Source data
%%
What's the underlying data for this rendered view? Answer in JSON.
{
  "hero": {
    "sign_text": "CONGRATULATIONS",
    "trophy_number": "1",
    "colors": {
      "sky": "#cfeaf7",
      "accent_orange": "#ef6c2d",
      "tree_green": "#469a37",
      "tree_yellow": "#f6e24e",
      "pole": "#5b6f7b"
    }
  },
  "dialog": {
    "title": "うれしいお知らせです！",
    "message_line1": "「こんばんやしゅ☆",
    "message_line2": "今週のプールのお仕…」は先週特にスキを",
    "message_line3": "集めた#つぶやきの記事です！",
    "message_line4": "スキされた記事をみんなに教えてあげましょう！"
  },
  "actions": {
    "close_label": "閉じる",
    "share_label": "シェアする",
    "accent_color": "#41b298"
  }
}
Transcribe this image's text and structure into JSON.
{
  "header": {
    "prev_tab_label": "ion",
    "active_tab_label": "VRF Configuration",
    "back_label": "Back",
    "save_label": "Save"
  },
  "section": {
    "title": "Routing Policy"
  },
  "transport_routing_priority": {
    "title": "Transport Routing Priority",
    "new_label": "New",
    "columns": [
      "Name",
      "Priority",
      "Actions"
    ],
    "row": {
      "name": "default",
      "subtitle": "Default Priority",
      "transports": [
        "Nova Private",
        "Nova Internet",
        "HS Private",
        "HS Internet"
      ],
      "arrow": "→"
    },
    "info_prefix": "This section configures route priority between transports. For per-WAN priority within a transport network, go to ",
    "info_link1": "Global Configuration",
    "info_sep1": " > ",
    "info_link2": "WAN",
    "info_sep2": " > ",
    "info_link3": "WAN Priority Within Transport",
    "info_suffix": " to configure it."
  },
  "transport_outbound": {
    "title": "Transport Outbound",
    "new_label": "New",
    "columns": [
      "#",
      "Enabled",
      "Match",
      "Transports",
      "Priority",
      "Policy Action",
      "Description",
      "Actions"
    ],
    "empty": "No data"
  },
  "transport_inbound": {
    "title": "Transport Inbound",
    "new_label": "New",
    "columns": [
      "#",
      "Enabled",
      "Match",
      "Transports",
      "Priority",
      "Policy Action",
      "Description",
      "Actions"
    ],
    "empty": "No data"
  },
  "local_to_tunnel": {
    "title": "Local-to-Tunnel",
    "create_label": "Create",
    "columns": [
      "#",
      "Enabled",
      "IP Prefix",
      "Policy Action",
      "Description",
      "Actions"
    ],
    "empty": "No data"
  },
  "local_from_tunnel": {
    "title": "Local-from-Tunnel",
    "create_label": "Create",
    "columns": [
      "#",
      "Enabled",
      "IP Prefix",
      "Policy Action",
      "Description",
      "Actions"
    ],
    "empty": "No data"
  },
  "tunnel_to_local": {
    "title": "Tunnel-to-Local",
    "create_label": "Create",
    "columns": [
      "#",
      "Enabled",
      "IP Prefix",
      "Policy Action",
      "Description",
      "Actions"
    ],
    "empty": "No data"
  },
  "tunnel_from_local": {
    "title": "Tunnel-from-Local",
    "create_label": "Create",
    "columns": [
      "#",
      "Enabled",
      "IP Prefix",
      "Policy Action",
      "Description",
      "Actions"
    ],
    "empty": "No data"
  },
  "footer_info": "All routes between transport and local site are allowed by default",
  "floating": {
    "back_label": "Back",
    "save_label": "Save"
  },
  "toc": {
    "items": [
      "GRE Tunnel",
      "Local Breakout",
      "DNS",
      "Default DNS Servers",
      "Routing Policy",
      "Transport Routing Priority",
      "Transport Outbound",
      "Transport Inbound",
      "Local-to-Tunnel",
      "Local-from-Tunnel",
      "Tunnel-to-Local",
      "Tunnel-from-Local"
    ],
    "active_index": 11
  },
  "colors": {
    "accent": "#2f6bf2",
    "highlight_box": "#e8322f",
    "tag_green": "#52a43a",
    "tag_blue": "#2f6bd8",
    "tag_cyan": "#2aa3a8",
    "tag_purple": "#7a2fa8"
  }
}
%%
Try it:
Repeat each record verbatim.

Answer section:
What's the underlying data for this rendered view? Answer in JSON.
{
  "hero": {
    "sign_text": "CONGRATULATIONS",
    "trophy_number": "1",
    "colors": {
      "sky": "#cfeaf7",
      "accent_orange": "#ef6c2d",
      "tree_green": "#469a37",
      "tree_yellow": "#f6e24e",
      "pole": "#5b6f7b"
    }
  },
  "dialog": {
    "title": "うれしいお知らせです！",
    "message_line1": "「こんばんやしゅ☆",
    "message_line2": "今週のプールのお仕…」は先週特にスキを",
    "message_line3": "集めた#つぶやきの記事です！",
    "message_line4": "スキされた記事をみんなに教えてあげましょう！"
  },
  "actions": {
    "close_label": "閉じる",
    "share_label": "シェアする",
    "accent_color": "#41b298"
  }
}
Transcribe this image's text and structure into JSON.
{
  "header": {
    "prev_tab_label": "ion",
    "active_tab_label": "VRF Configuration",
    "back_label": "Back",
    "save_label": "Save"
  },
  "section": {
    "title": "Routing Policy"
  },
  "transport_routing_priority": {
    "title": "Transport Routing Priority",
    "new_label": "New",
    "columns": [
      "Name",
      "Priority",
      "Actions"
    ],
    "row": {
      "name": "default",
      "subtitle": "Default Priority",
      "transports": [
        "Nova Private",
        "Nova Internet",
        "HS Private",
        "HS Internet"
      ],
      "arrow": "→"
    },
    "info_prefix": "This section configures route priority between transports. For per-WAN priority within a transport network, go to ",
    "info_link1": "Global Configuration",
    "info_sep1": " > ",
    "info_link2": "WAN",
    "info_sep2": " > ",
    "info_link3": "WAN Priority Within Transport",
    "info_suffix": " to configure it."
  },
  "transport_outbound": {
    "title": "Transport Outbound",
    "new_label": "New",
    "columns": [
      "#",
      "Enabled",
      "Match",
      "Transports",
      "Priority",
      "Policy Action",
      "Description",
      "Actions"
    ],
    "empty": "No data"
  },
  "transport_inbound": {
    "title": "Transport Inbound",
    "new_label": "New",
    "columns": [
      "#",
      "Enabled",
      "Match",
      "Transports",
      "Priority",
      "Policy Action",
      "Description",
      "Actions"
    ],
    "empty": "No data"
  },
  "local_to_tunnel": {
    "title": "Local-to-Tunnel",
    "create_label": "Create",
    "columns": [
      "#",
      "Enabled",
      "IP Prefix",
      "Policy Action",
      "Description",
      "Actions"
    ],
    "empty": "No data"
  },
  "local_from_tunnel": {
    "title": "Local-from-Tunnel",
    "create_label": "Create",
    "columns": [
      "#",
      "Enabled",
      "IP Prefix",
      "Policy Action",
      "Description",
      "Actions"
    ],
    "empty": "No data"
  },
  "tunnel_to_local": {
    "title": "Tunnel-to-Local",
    "create_label": "Create",
    "columns": [
      "#",
      "Enabled",
      "IP Prefix",
      "Policy Action",
      "Description",
      "Actions"
    ],
    "empty": "No data"
  },
  "tunnel_from_local": {
    "title": "Tunnel-from-Local",
    "create_label": "Create",
    "columns": [
      "#",
      "Enabled",
      "IP Prefix",
      "Policy Action",
      "Description",
      "Actions"
    ],
    "empty": "No data"
  },
  "footer_info": "All routes between transport and local site are allowed by default",
  "floating": {
    "back_label": "Back",
    "save_label": "Save"
  },
  "toc": {
    "items": [
      "GRE Tunnel",
      "Local Breakout",
      "DNS",
      "Default DNS Servers",
      "Routing Policy",
      "Transport Routing Priority",
      "Transport Outbound",
      "Transport Inbound",
      "Local-to-Tunnel",
      "Local-from-Tunnel",
      "Tunnel-to-Local",
      "Tunnel-from-Local"
    ],
    "active_index": 11
  },
  "colors": {
    "accent": "#2f6bf2",
    "highlight_box": "#e8322f",
    "tag_green": "#52a43a",
    "tag_blue": "#2f6bd8",
    "tag_cyan": "#2aa3a8",
    "tag_purple": "#7a2fa8"
  }
}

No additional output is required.